**Assignment**
Would you please write out the records below exactly as they appear?

**Data extract**

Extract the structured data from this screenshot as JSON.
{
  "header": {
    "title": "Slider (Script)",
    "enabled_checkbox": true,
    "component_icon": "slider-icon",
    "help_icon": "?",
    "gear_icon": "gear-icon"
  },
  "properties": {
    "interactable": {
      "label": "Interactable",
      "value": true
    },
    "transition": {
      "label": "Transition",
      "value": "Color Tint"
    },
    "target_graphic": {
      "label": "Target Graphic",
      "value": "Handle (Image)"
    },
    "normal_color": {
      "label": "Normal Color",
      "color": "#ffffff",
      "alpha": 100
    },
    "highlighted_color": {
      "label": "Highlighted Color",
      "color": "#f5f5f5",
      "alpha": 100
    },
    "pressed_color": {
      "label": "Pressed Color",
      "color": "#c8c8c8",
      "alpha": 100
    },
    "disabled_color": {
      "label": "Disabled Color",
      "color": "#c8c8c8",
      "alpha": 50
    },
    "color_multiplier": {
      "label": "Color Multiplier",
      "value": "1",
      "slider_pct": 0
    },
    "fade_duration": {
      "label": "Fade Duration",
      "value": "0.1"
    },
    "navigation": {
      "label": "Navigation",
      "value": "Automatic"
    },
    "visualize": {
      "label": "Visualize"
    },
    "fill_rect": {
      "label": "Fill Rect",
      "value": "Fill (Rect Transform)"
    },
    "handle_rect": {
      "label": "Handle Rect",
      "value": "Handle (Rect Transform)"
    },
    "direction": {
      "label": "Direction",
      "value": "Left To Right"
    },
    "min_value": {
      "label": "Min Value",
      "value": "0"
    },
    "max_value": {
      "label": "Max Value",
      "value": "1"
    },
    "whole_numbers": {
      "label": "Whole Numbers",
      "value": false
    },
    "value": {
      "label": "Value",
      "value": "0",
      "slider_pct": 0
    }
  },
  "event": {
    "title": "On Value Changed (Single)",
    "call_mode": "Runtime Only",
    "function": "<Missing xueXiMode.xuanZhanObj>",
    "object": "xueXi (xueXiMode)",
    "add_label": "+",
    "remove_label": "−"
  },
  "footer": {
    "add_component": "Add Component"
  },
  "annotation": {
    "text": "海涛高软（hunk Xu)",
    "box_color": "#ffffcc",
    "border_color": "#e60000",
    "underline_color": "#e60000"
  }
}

**Finished exercise**
Extract the structured data from this screenshot as JSON.
{
  "header": {
    "title": "Slider (Script)",
    "enabled_checkbox": true,
    "component_icon": "slider-icon",
    "help_icon": "?",
    "gear_icon": "gear-icon"
  },
  "properties": {
    "interactable": {
      "label": "Interactable",
      "value": true
    },
    "transition": {
      "label": "Transition",
      "value": "Color Tint"
    },
    "target_graphic": {
      "label": "Target Graphic",
      "value": "Handle (Image)"
    },
    "normal_color": {
      "label": "Normal Color",
      "color": "#ffffff",
      "alpha": 100
    },
    "highlighted_color": {
      "label": "Highlighted Color",
      "color": "#f5f5f5",
      "alpha": 100
    },
    "pressed_color": {
      "label": "Pressed Color",
      "color": "#c8c8c8",
      "alpha": 100
    },
    "disabled_color": {
      "label": "Disabled Color",
      "color": "#c8c8c8",
      "alpha": 50
    },
    "color_multiplier": {
      "label": "Color Multiplier",
      "value": "1",
      "slider_pct": 0
    },
    "fade_duration": {
      "label": "Fade Duration",
      "value": "0.1"
    },
    "navigation": {
      "label": "Navigation",
      "value": "Automatic"
    },
    "visualize": {
      "label": "Visualize"
    },
    "fill_rect": {
      "label": "Fill Rect",
      "value": "Fill (Rect Transform)"
    },
    "handle_rect": {
      "label": "Handle Rect",
      "value": "Handle (Rect Transform)"
    },
    "direction": {
      "label": "Direction",
      "value": "Left To Right"
    },
    "min_value": {
      "label": "Min Value",
      "value": "0"
    },
    "max_value": {
      "label": "Max Value",
      "value": "1"
    },
    "whole_numbers": {
      "label": "Whole Numbers",
      "value": false
    },
    "value": {
      "label": "Value",
      "value": "0",
      "slider_pct": 0
    }
  },
  "event": {
    "title": "On Value Changed (Single)",
    "call_mode": "Runtime Only",
    "function": "<Missing xueXiMode.xuanZhanObj>",
    "object": "xueXi (xueXiMode)",
    "add_label": "+",
    "remove_label": "−"
  },
  "footer": {
    "add_component": "Add Component"
  },
  "annotation": {
    "text": "海涛高软（hunk Xu)",
    "box_color": "#ffffcc",
    "border_color": "#e60000",
    "underline_color": "#e60000"
  }
}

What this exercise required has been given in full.